foundation board.  "The Navy does not fund this museum,"  he says.   However, he explains they provide generous support through the use of the building and the utilities.  Eventually the museum foundation wishes to become self-supporting through donations, a gift shop, etc."

Another project on the museum's wish list is to relocate to the
museum site the two-man Japanese submarine currently on display elsewhere on the Navy base. "This is, after all, one of only two remaining two-man subs of this class known in the world," says Bunn.  "These are a lot of plans, a great vision and we've come a long way," says Bunn, from the inadvertent beginning in office desk drawers to a 40' converted dental trailer to the full fledged building it now occupies in three years.

The museum makes do with a volunteer staff of dedicated history buffs. "Without them we'd have fewer displays, and shorter visiting hours."  Bunn says volunteers are always welcome.

Began in Drawers

The office drawers where the museum began in 1993 belonged to
Captain Joe Commette, former commanding officer of Naval Dental Center and was an outgrowth of his interest in the area history, piqued during his duties as the Navy's 50th anniversary 1994 Golden Salute commemoration liaison officer. The veterans inundated him with artifacts when they came that year, making it necessary to bring in a  20 foot container as the first 'temporary' museum. "At first we though it would be disassembled after the 50th anniversary," says Commette from his new home in San Diego.  "But the interest was high, and through word of mouth among the veterans on the mainland we continued to receive artifacts, letters and photos donated to the museum."  Commette speculated that the veterans are getting to an age where they   are  looking for a permanent place for their artifacts, fearing their families will be unable to attach meaning and historical significance to them.

Among the artifacts outside are American and Japanese guns.
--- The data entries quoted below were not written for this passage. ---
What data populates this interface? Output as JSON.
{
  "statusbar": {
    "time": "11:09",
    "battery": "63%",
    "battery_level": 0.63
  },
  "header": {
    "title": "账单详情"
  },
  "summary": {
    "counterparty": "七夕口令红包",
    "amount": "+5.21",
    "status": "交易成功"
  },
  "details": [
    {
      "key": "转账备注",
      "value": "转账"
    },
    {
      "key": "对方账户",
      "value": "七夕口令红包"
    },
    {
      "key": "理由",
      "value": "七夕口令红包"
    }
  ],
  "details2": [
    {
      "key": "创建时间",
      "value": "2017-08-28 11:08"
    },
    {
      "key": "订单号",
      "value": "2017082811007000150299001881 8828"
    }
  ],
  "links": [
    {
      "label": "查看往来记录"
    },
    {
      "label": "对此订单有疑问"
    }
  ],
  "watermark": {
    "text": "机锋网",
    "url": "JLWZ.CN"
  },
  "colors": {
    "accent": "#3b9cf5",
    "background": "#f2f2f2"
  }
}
Inside,
after the visitor enters through a hallway where photos of the American andJapanese commanders face each other, they find memorabilia including large, colored photographs of World War II aircraft, recruitment posters, the bronze plaque from the original Marine Barracks and photos of the barracks then. Other exhibits include photos of the 1944 invasion and a foxhole complete with machine gun sandbags, mortar rounds, guns and uniformed mannequins.  Some of Guam's shipwrecks and artifacts from them are noted here, as well. Fascinating is the exhibit of Sergeant Soichi Yokoi, who lived in Guam's jungles after the war until 1972 when locals discovered him near Talofofo.

Pre-war exhibits include Admiral Glass who claimed Guam for America
at the end of the Spanish-American war in 1898, the Americanization of Guam during the American years, including Sumay's growth,  until the invasion of Guam by the Japanese December 10th, 1941. Pan American's golden era flying the China Clippers through Guam is depicted, including the Skyways Hotel which was located in Sumay.

The base historic trail passes just outside the museum and is a
perfect companion to a day exploring a part of Guam's history. A
descriptive booklet of the trail is handed out at the museum.